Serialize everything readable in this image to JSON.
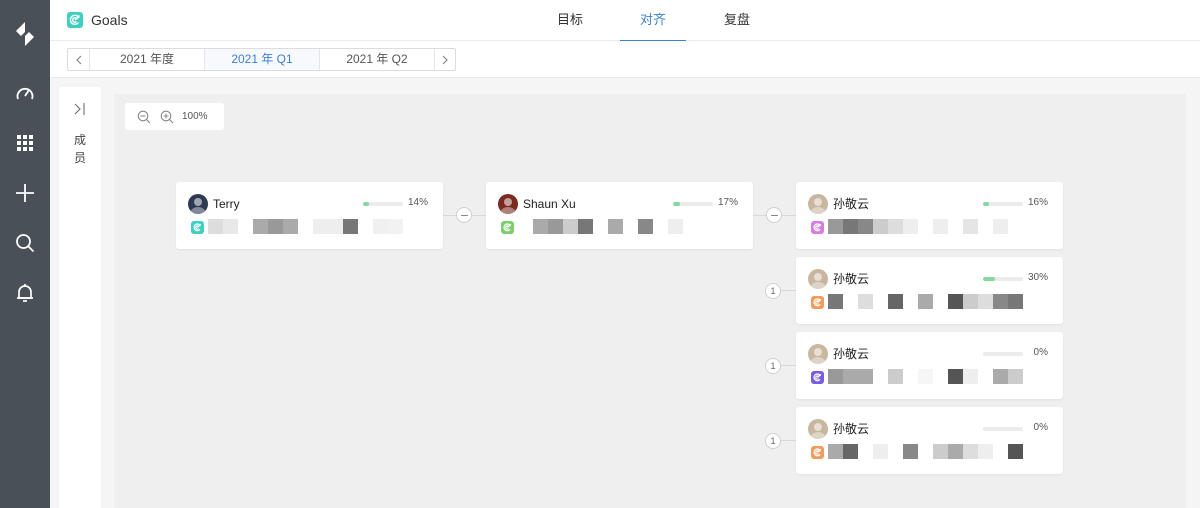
{
  "app": {
    "title": "Goals",
    "logo_icon": "goal-target-icon",
    "accent_color": "#3a7fd5"
  },
  "nav": {
    "items": [
      {
        "icon": "app-logo-icon"
      },
      {
        "icon": "dashboard-gauge-icon"
      },
      {
        "icon": "apps-grid-icon"
      },
      {
        "icon": "plus-icon"
      },
      {
        "icon": "search-icon"
      },
      {
        "icon": "bell-icon"
      }
    ]
  },
  "tabs": [
    {
      "label": "目标",
      "active": false
    },
    {
      "label": "对齐",
      "active": true
    },
    {
      "label": "复盘",
      "active": false
    }
  ],
  "periods": {
    "items": [
      {
        "label": "2021 年度",
        "active": false
      },
      {
        "label": "2021 年 Q1",
        "active": true
      },
      {
        "label": "2021 年 Q2",
        "active": false
      }
    ]
  },
  "members_panel": {
    "label": "成员"
  },
  "zoom": {
    "value": "100%"
  },
  "cards": [
    {
      "owner": "Terry",
      "progress_text": "14%",
      "progress": 0.14,
      "goal_icon_color": "#3ecfc0",
      "avatar_color": "#2e3a52"
    },
    {
      "owner": "Shaun Xu",
      "progress_text": "17%",
      "progress": 0.17,
      "goal_icon_color": "#7dcf6e",
      "avatar_color": "#7a2a22"
    },
    {
      "owner": "孙敬云",
      "progress_text": "16%",
      "progress": 0.16,
      "goal_icon_color": "#d67ee0",
      "avatar_color": "#c9b6a0"
    },
    {
      "owner": "孙敬云",
      "progress_text": "30%",
      "progress": 0.3,
      "goal_icon_color": "#f29b5c",
      "avatar_color": "#c9b6a0",
      "child_count": "1"
    },
    {
      "owner": "孙敬云",
      "progress_text": "0%",
      "progress": 0,
      "goal_icon_color": "#7b5be0",
      "avatar_color": "#c9b6a0",
      "child_count": "1"
    },
    {
      "owner": "孙敬云",
      "progress_text": "0%",
      "progress": 0,
      "goal_icon_color": "#f29b5c",
      "avatar_color": "#c9b6a0",
      "child_count": "1"
    }
  ]
}
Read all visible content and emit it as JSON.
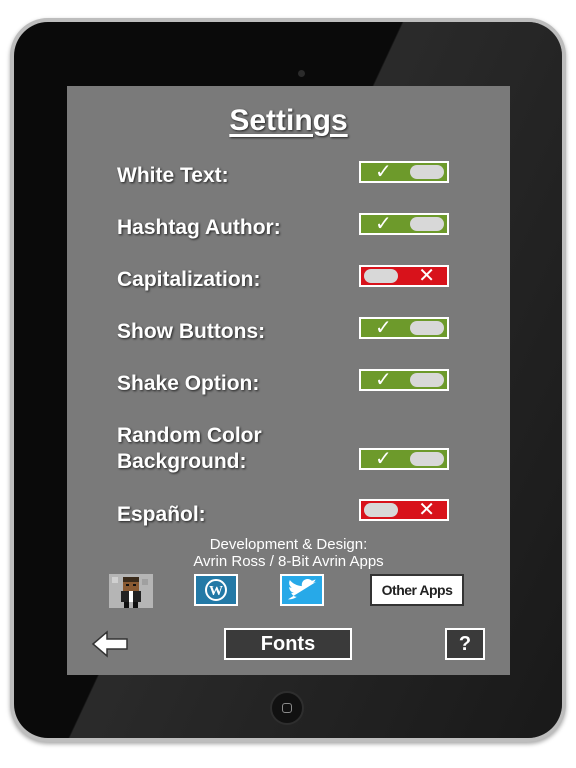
{
  "settings": {
    "title": "Settings",
    "items": [
      {
        "label": "White Text:",
        "state": "on",
        "mark": "✓"
      },
      {
        "label": "Hashtag Author:",
        "state": "on",
        "mark": "✓"
      },
      {
        "label": "Capitalization:",
        "state": "off",
        "mark": "✕"
      },
      {
        "label": "Show Buttons:",
        "state": "on",
        "mark": "✓"
      },
      {
        "label": "Shake Option:",
        "state": "on",
        "mark": "✓"
      },
      {
        "label_line1": "Random Color",
        "label_line2": "Background:",
        "state": "on",
        "mark": "✓"
      },
      {
        "label": "Español:",
        "state": "off",
        "mark": "✕"
      }
    ]
  },
  "credits": {
    "line1": "Development & Design:",
    "line2": "Avrin Ross / 8-Bit Avrin Apps"
  },
  "links": {
    "avatar_icon": "pixel-avatar-icon",
    "wordpress_icon": "wordpress-icon",
    "twitter_icon": "twitter-bird-icon",
    "other_apps_label": "Other Apps"
  },
  "footer": {
    "back_icon": "back-arrow-icon",
    "fonts_label": "Fonts",
    "help_label": "?"
  },
  "colors": {
    "toggle_on": "#6d9a2b",
    "toggle_off": "#d8121b",
    "screen_bg": "#7a7a7a"
  }
}
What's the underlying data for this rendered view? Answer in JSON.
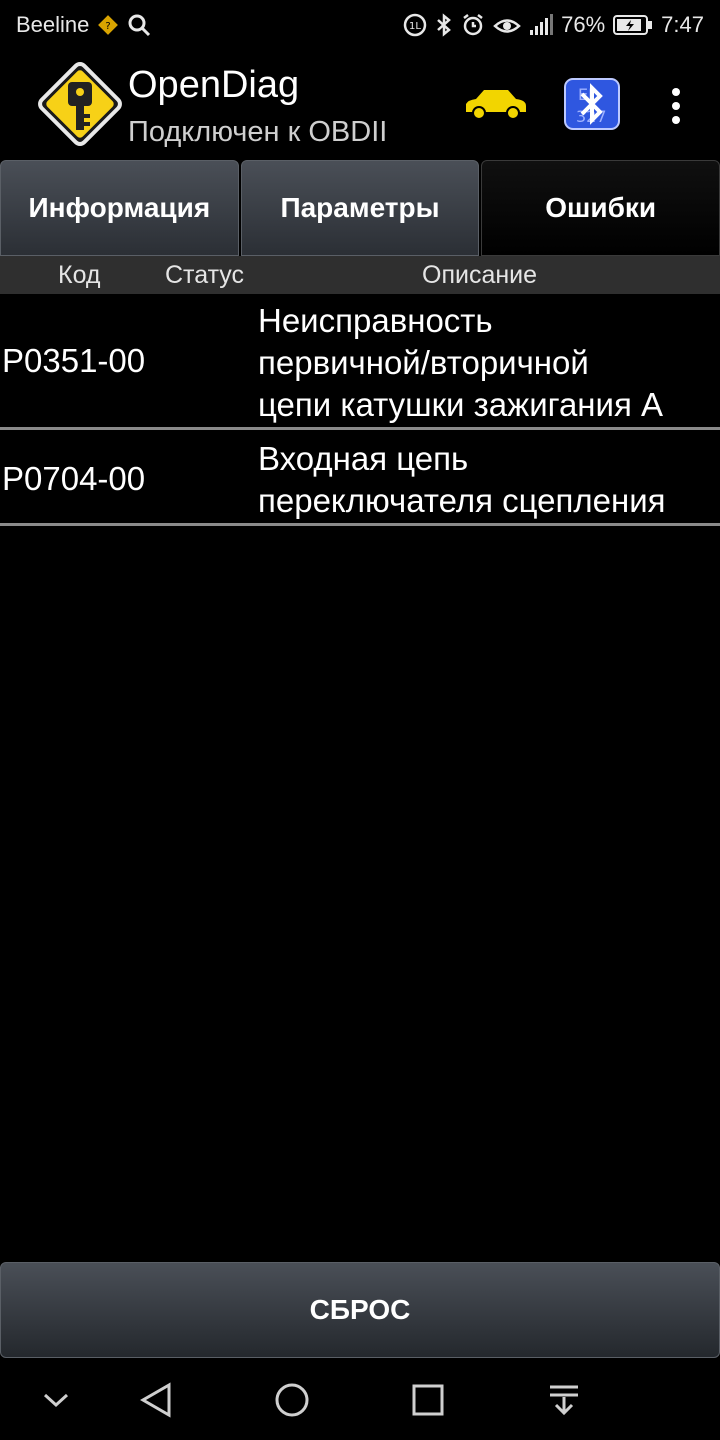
{
  "status_bar": {
    "carrier": "Beeline",
    "battery": "76%",
    "time": "7:47",
    "icons": [
      "diamond-sim-icon",
      "search-icon",
      "volte-icon",
      "bluetooth-icon",
      "alarm-icon",
      "eye-icon",
      "signal-icon",
      "battery-icon"
    ]
  },
  "app": {
    "title": "OpenDiag",
    "subtitle": "Подключен к OBDII",
    "logo_icon": "key-warning-logo",
    "action_icons": [
      "car-icon",
      "bluetooth-elm327-icon",
      "overflow-menu-icon"
    ],
    "bt_badge_text": "ELM 327",
    "colors": {
      "logo_yellow": "#f7d117",
      "car_yellow": "#f2d500",
      "bt_blue": "#2f57e0"
    }
  },
  "tabs": [
    {
      "label": "Информация",
      "active": false
    },
    {
      "label": "Параметры",
      "active": false
    },
    {
      "label": "Ошибки",
      "active": true
    }
  ],
  "table": {
    "headers": {
      "code": "Код",
      "status": "Статус",
      "description": "Описание"
    },
    "rows": [
      {
        "code": "P0351-00",
        "status": "",
        "description_lines": [
          "Неисправность",
          "первичной/вторичной",
          "цепи катушки зажигания А"
        ]
      },
      {
        "code": "P0704-00",
        "status": "",
        "description_lines": [
          "Входная цепь",
          "переключателя сцепления"
        ]
      }
    ]
  },
  "reset_button": {
    "label": "СБРОС"
  },
  "nav_bar": {
    "icons": [
      "chevron-down-icon",
      "back-icon",
      "home-icon",
      "recents-icon",
      "notification-pull-icon"
    ]
  }
}
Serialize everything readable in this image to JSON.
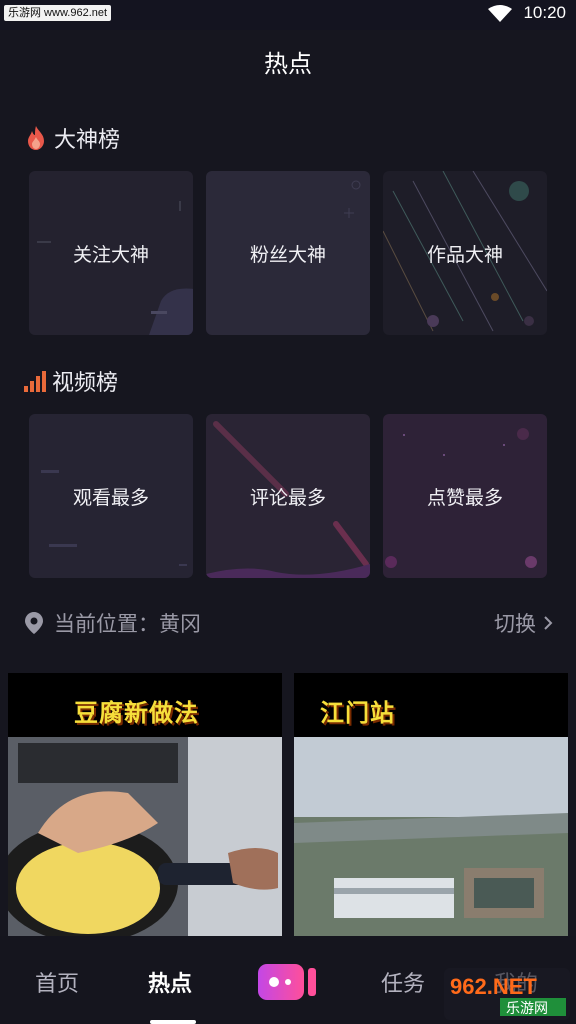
{
  "status_bar": {
    "watermark": "乐游网 www.962.net",
    "time": "10:20",
    "wifi_icon": "wifi-icon"
  },
  "header": {
    "title": "热点"
  },
  "gods_section": {
    "title": "大神榜",
    "icon": "fire-icon",
    "cards": [
      {
        "label": "关注大神"
      },
      {
        "label": "粉丝大神"
      },
      {
        "label": "作品大神"
      }
    ]
  },
  "video_section": {
    "title": "视频榜",
    "icon": "bar-chart-icon",
    "cards": [
      {
        "label": "观看最多"
      },
      {
        "label": "评论最多"
      },
      {
        "label": "点赞最多"
      }
    ]
  },
  "location": {
    "label": "当前位置：黄冈",
    "switch_label": "切换"
  },
  "videos": [
    {
      "caption": "豆腐新做法"
    },
    {
      "caption": "江门站"
    }
  ],
  "bottom_nav": {
    "items": [
      {
        "label": "首页"
      },
      {
        "label": "热点"
      },
      {
        "label": "任务"
      },
      {
        "label": "我的"
      }
    ],
    "active_index": 1
  },
  "watermark_logo": {
    "primary": "962.NET",
    "secondary": "乐游网"
  },
  "colors": {
    "accent": "#e96a3a",
    "background": "#16161f",
    "card": "#262433"
  }
}
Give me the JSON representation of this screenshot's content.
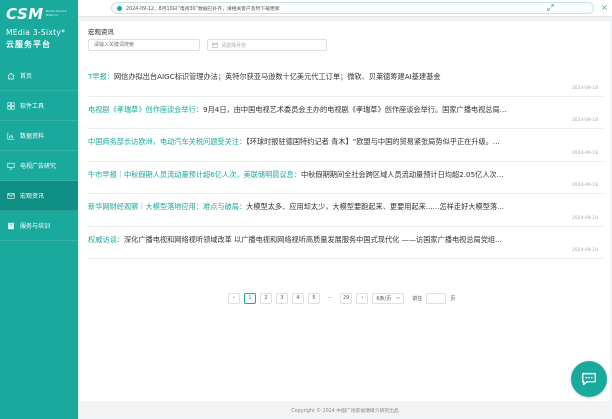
{
  "brand": {
    "logo": "CSM",
    "logo_sub": "Media Service Platform",
    "line1": "MEdia 3-Sixty*",
    "line2": "云服务平台"
  },
  "nav": [
    {
      "label": "首页",
      "icon": "home-icon"
    },
    {
      "label": "软件工具",
      "icon": "grid-icon"
    },
    {
      "label": "数据资料",
      "icon": "chart-icon"
    },
    {
      "label": "电视广告研究",
      "icon": "monitor-icon"
    },
    {
      "label": "宏观资讯",
      "icon": "mail-icon",
      "active": true
    },
    {
      "label": "服务与培训",
      "icon": "book-icon"
    }
  ],
  "notice": {
    "text": "2024-09-12，8月10日“电视30”数据已补齐，请相关客户及时下载更新"
  },
  "main": {
    "title": "宏观资讯",
    "search_placeholder": "请输入关键词搜索",
    "date_placeholder": "请选择月份"
  },
  "news": [
    {
      "tag": "T早报：",
      "title": "网信办拟出台AIGC标识管理办法；英特尔获亚马逊数十亿美元代工订单；微软、贝莱德筹建AI基建基金",
      "date": "2024-09-18"
    },
    {
      "tag": "电视剧《孝瑞草》创作座谈会举行：",
      "title": "9月4日，由中国电视艺术委员会主办的电视剧《孝瑞草》创作座谈会举行。国家广播电视总局...",
      "date": "2024-09-18"
    },
    {
      "tag": "中国商务部长访欧洲，电动汽车关税问题受关注：",
      "title": "【环球时报驻德国特约记者 青木】“欧盟与中国的贸易紧张局势似乎正在升级。...",
      "date": "2024-09-18"
    },
    {
      "tag": "牛市早报｜中秋假期人员流动量预计超6亿人次，美联储明晨议息：",
      "title": "中秋假期期间全社会跨区域人员流动量预计日均超2.05亿人次...",
      "date": "2024-09-18"
    },
    {
      "tag": "新华网财经观察｜大模型落地应用：难点与破局：",
      "title": "大模型太多、应用却太少，大模型要跑起来、更要用起来......怎样走好大模型落...",
      "date": "2024-09-18"
    },
    {
      "tag": "权威访谈：",
      "title": "深化广播电视和网络视听领域改革 以广播电视和网络视听高质量发展服务中国式现代化 ——访国家广播电视总局党组...",
      "date": "2024-09-18"
    }
  ],
  "pagination": {
    "prev": "‹",
    "pages": [
      "1",
      "2",
      "3",
      "4",
      "5"
    ],
    "ellipsis": "···",
    "last": "29",
    "next": "›",
    "page_size": "6条/页",
    "goto_label": "前往",
    "page_unit": "页"
  },
  "footer": "Copyright © 2024 中国广视索福瑞媒介研究出品",
  "colors": {
    "accent": "#1aa99d",
    "accent_dark": "#0f8e83"
  }
}
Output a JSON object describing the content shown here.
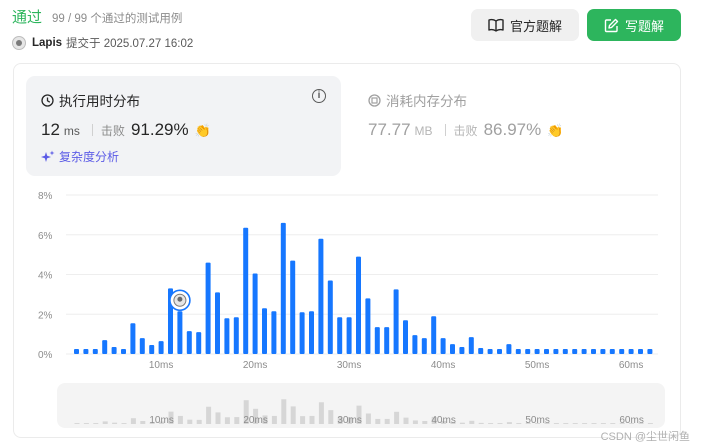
{
  "header": {
    "status": "通过",
    "tests": "99 / 99 个通过的测试用例",
    "user": "Lapis",
    "submitted": "提交于 2025.07.27 16:02"
  },
  "buttons": {
    "official": "官方题解",
    "write": "写题解"
  },
  "runtime": {
    "title": "执行用时分布",
    "value": "12",
    "unit": "ms",
    "beat_label": "击败",
    "beat_value": "91.29%",
    "analysis": "复杂度分析"
  },
  "memory": {
    "title": "消耗内存分布",
    "value": "77.77",
    "unit": "MB",
    "beat_label": "击败",
    "beat_value": "86.97%"
  },
  "colors": {
    "accent": "#2db55d",
    "bar": "#1677ff",
    "bar_faded": "#d6d6d6"
  },
  "chart_data": {
    "type": "bar",
    "ylabel": "",
    "xlabel": "",
    "ylim": [
      0,
      8
    ],
    "yticks": [
      "8%",
      "6%",
      "4%",
      "2%",
      "0%"
    ],
    "yvalues": [
      8,
      6,
      4,
      2,
      0
    ],
    "xticks": [
      "10ms",
      "20ms",
      "30ms",
      "40ms",
      "50ms",
      "60ms"
    ],
    "xvalues": [
      10,
      20,
      30,
      40,
      50,
      60
    ],
    "x": [
      1,
      2,
      3,
      4,
      5,
      6,
      7,
      8,
      9,
      10,
      11,
      12,
      13,
      14,
      15,
      16,
      17,
      18,
      19,
      20,
      21,
      22,
      23,
      24,
      25,
      26,
      27,
      28,
      29,
      30,
      31,
      32,
      33,
      34,
      35,
      36,
      37,
      38,
      39,
      40,
      41,
      42,
      43,
      44,
      45,
      46,
      47,
      48,
      49,
      50,
      51,
      52,
      53,
      54,
      55,
      56,
      57,
      58,
      59,
      60,
      61,
      62
    ],
    "values": [
      0.25,
      0.25,
      0.25,
      0.7,
      0.35,
      0.25,
      1.55,
      0.8,
      0.45,
      0.65,
      3.3,
      2.15,
      1.15,
      1.1,
      4.6,
      3.1,
      1.8,
      1.85,
      6.35,
      4.05,
      2.3,
      2.15,
      6.6,
      4.7,
      2.1,
      2.15,
      5.8,
      3.7,
      1.85,
      1.85,
      4.9,
      2.8,
      1.35,
      1.35,
      3.25,
      1.7,
      0.95,
      0.8,
      1.9,
      0.8,
      0.5,
      0.35,
      0.85,
      0.3,
      0.25,
      0.25,
      0.5,
      0.25,
      0.25,
      0.25,
      0.25,
      0.25,
      0.25,
      0.25,
      0.25,
      0.25,
      0.25,
      0.25,
      0.25,
      0.25,
      0.25,
      0.25
    ],
    "highlight_x": 12,
    "grid": true
  }
}
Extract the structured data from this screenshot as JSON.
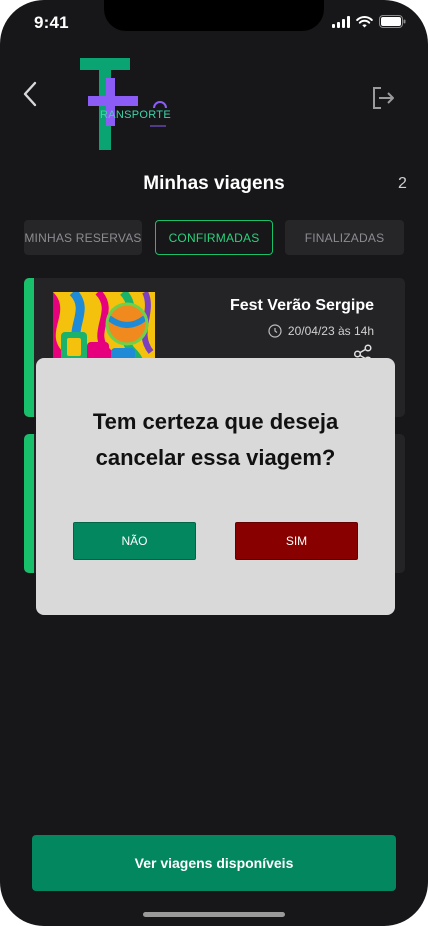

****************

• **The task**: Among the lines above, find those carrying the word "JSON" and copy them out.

• **Written reply**:
Serialize everything readable in this image to JSON.
Read all visible content and emit it as JSON.
What's the underlying data for this rendered view? Answer in JSON.
Serialize everything readable in this image to JSON.
Give me the JSON representation of this screenshot's content.
Output a JSON object describing the content shown here.
Extract the structured data from this screenshot as JSON.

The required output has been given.